▶ Assigned task:
A complete, word-for-word restatement of the entries is needed.

Interface dataset entries:
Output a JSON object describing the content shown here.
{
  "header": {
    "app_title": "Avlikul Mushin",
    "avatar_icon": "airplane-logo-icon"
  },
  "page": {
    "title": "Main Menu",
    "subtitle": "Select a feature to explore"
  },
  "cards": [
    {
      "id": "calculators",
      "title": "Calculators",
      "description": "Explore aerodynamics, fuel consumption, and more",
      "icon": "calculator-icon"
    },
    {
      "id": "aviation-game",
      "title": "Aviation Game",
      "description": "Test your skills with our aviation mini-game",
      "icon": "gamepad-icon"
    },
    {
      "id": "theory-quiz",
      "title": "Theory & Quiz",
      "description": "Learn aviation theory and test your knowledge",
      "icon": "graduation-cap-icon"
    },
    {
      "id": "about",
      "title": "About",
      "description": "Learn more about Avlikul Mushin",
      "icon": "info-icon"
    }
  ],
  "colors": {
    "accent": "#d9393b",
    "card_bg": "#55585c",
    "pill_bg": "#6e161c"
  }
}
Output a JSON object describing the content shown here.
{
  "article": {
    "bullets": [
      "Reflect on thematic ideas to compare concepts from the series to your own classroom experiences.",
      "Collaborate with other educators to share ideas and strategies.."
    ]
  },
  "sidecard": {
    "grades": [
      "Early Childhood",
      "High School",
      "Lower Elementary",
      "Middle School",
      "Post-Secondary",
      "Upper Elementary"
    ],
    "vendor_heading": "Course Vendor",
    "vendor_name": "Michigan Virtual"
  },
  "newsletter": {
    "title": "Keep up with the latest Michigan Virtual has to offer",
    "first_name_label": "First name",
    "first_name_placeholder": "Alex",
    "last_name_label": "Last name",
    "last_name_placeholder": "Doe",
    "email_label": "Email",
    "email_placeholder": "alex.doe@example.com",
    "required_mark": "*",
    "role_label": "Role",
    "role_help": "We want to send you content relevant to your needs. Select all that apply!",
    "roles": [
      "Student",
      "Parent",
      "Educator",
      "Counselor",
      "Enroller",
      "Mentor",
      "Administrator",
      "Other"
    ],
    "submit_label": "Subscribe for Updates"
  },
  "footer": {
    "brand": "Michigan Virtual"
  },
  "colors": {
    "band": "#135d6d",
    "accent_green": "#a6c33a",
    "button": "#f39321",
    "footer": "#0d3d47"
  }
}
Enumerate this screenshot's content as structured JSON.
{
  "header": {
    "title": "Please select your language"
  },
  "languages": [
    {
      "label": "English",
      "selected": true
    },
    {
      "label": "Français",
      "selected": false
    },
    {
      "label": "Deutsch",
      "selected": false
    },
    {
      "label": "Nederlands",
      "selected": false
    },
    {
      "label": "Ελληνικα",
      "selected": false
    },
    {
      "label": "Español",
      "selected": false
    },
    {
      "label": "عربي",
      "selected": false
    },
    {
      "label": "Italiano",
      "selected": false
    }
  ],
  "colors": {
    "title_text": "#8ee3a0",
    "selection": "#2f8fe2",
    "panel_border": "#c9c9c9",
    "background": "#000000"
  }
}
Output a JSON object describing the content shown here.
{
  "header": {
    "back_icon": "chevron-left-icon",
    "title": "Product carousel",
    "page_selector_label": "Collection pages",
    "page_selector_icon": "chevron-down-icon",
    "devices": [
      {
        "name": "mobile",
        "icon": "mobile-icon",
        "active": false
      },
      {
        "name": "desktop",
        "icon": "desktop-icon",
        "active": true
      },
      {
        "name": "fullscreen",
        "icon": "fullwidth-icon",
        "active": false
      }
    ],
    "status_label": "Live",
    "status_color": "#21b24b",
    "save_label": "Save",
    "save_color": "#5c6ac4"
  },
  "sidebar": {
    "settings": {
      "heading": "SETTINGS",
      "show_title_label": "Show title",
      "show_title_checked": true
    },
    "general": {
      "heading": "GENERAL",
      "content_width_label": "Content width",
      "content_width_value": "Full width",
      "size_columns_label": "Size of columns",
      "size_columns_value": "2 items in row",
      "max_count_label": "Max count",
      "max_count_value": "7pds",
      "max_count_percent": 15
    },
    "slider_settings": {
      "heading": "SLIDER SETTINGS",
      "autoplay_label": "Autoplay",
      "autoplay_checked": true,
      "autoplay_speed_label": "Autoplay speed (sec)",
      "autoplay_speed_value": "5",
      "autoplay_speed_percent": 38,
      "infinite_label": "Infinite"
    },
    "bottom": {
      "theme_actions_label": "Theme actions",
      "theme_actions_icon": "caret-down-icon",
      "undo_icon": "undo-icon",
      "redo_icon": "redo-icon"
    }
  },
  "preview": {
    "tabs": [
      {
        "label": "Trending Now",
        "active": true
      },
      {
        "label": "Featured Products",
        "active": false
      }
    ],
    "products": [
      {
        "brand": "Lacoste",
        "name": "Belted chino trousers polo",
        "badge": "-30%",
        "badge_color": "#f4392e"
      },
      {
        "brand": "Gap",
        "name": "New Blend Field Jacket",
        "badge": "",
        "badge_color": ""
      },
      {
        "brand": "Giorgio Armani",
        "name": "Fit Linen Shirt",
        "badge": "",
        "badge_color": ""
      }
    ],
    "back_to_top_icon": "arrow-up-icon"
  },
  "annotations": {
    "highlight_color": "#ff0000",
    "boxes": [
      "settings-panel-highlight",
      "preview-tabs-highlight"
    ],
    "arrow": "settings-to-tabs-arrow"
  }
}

▶ Result below:
Output a JSON object describing the content shown here.
{
  "header": {
    "app_title": "Avlikul Mushin",
    "avatar_icon": "airplane-logo-icon"
  },
  "page": {
    "title": "Main Menu",
    "subtitle": "Select a feature to explore"
  },
  "cards": [
    {
      "id": "calculators",
      "title": "Calculators",
      "description": "Explore aerodynamics, fuel consumption, and more",
      "icon": "calculator-icon"
    },
    {
      "id": "aviation-game",
      "title": "Aviation Game",
      "description": "Test your skills with our aviation mini-game",
      "icon": "gamepad-icon"
    },
    {
      "id": "theory-quiz",
      "title": "Theory & Quiz",
      "description": "Learn aviation theory and test your knowledge",
      "icon": "graduation-cap-icon"
    },
    {
      "id": "about",
      "title": "About",
      "description": "Learn more about Avlikul Mushin",
      "icon": "info-icon"
    }
  ],
  "colors": {
    "accent": "#d9393b",
    "card_bg": "#55585c",
    "pill_bg": "#6e161c"
  }
}
Output a JSON object describing the content shown here.
{
  "article": {
    "bullets": [
      "Reflect on thematic ideas to compare concepts from the series to your own classroom experiences.",
      "Collaborate with other educators to share ideas and strategies.."
    ]
  },
  "sidecard": {
    "grades": [
      "Early Childhood",
      "High School",
      "Lower Elementary",
      "Middle School",
      "Post-Secondary",
      "Upper Elementary"
    ],
    "vendor_heading": "Course Vendor",
    "vendor_name": "Michigan Virtual"
  },
  "newsletter": {
    "title": "Keep up with the latest Michigan Virtual has to offer",
    "first_name_label": "First name",
    "first_name_placeholder": "Alex",
    "last_name_label": "Last name",
    "last_name_placeholder": "Doe",
    "email_label": "Email",
    "email_placeholder": "alex.doe@example.com",
    "required_mark": "*",
    "role_label": "Role",
    "role_help": "We want to send you content relevant to your needs. Select all that apply!",
    "roles": [
      "Student",
      "Parent",
      "Educator",
      "Counselor",
      "Enroller",
      "Mentor",
      "Administrator",
      "Other"
    ],
    "submit_label": "Subscribe for Updates"
  },
  "footer": {
    "brand": "Michigan Virtual"
  },
  "colors": {
    "band": "#135d6d",
    "accent_green": "#a6c33a",
    "button": "#f39321",
    "footer": "#0d3d47"
  }
}
Enumerate this screenshot's content as structured JSON.
{
  "header": {
    "title": "Please select your language"
  },
  "languages": [
    {
      "label": "English",
      "selected": true
    },
    {
      "label": "Français",
      "selected": false
    },
    {
      "label": "Deutsch",
      "selected": false
    },
    {
      "label": "Nederlands",
      "selected": false
    },
    {
      "label": "Ελληνικα",
      "selected": false
    },
    {
      "label": "Español",
      "selected": false
    },
    {
      "label": "عربي",
      "selected": false
    },
    {
      "label": "Italiano",
      "selected": false
    }
  ],
  "colors": {
    "title_text": "#8ee3a0",
    "selection": "#2f8fe2",
    "panel_border": "#c9c9c9",
    "background": "#000000"
  }
}
Output a JSON object describing the content shown here.
{
  "header": {
    "back_icon": "chevron-left-icon",
    "title": "Product carousel",
    "page_selector_label": "Collection pages",
    "page_selector_icon": "chevron-down-icon",
    "devices": [
      {
        "name": "mobile",
        "icon": "mobile-icon",
        "active": false
      },
      {
        "name": "desktop",
        "icon": "desktop-icon",
        "active": true
      },
      {
        "name": "fullscreen",
        "icon": "fullwidth-icon",
        "active": false
      }
    ],
    "status_label": "Live",
    "status_color": "#21b24b",
    "save_label": "Save",
    "save_color": "#5c6ac4"
  },
  "sidebar": {
    "settings": {
      "heading": "SETTINGS",
      "show_title_label": "Show title",
      "show_title_checked": true
    },
    "general": {
      "heading": "GENERAL",
      "content_width_label": "Content width",
      "content_width_value": "Full width",
      "size_columns_label": "Size of columns",
      "size_columns_value": "2 items in row",
      "max_count_label": "Max count",
      "max_count_value": "7pds",
      "max_count_percent": 15
    },
    "slider_settings": {
      "heading": "SLIDER SETTINGS",
      "autoplay_label": "Autoplay",
      "autoplay_checked": true,
      "autoplay_speed_label": "Autoplay speed (sec)",
      "autoplay_speed_value": "5",
      "autoplay_speed_percent": 38,
      "infinite_label": "Infinite"
    },
    "bottom": {
      "theme_actions_label": "Theme actions",
      "theme_actions_icon": "caret-down-icon",
      "undo_icon": "undo-icon",
      "redo_icon": "redo-icon"
    }
  },
  "preview": {
    "tabs": [
      {
        "label": "Trending Now",
        "active": true
      },
      {
        "label": "Featured Products",
        "active": false
      }
    ],
    "products": [
      {
        "brand": "Lacoste",
        "name": "Belted chino trousers polo",
        "badge": "-30%",
        "badge_color": "#f4392e"
      },
      {
        "brand": "Gap",
        "name": "New Blend Field Jacket",
        "badge": "",
        "badge_color": ""
      },
      {
        "brand": "Giorgio Armani",
        "name": "Fit Linen Shirt",
        "badge": "",
        "badge_color": ""
      }
    ],
    "back_to_top_icon": "arrow-up-icon"
  },
  "annotations": {
    "highlight_color": "#ff0000",
    "boxes": [
      "settings-panel-highlight",
      "preview-tabs-highlight"
    ],
    "arrow": "settings-to-tabs-arrow"
  }
}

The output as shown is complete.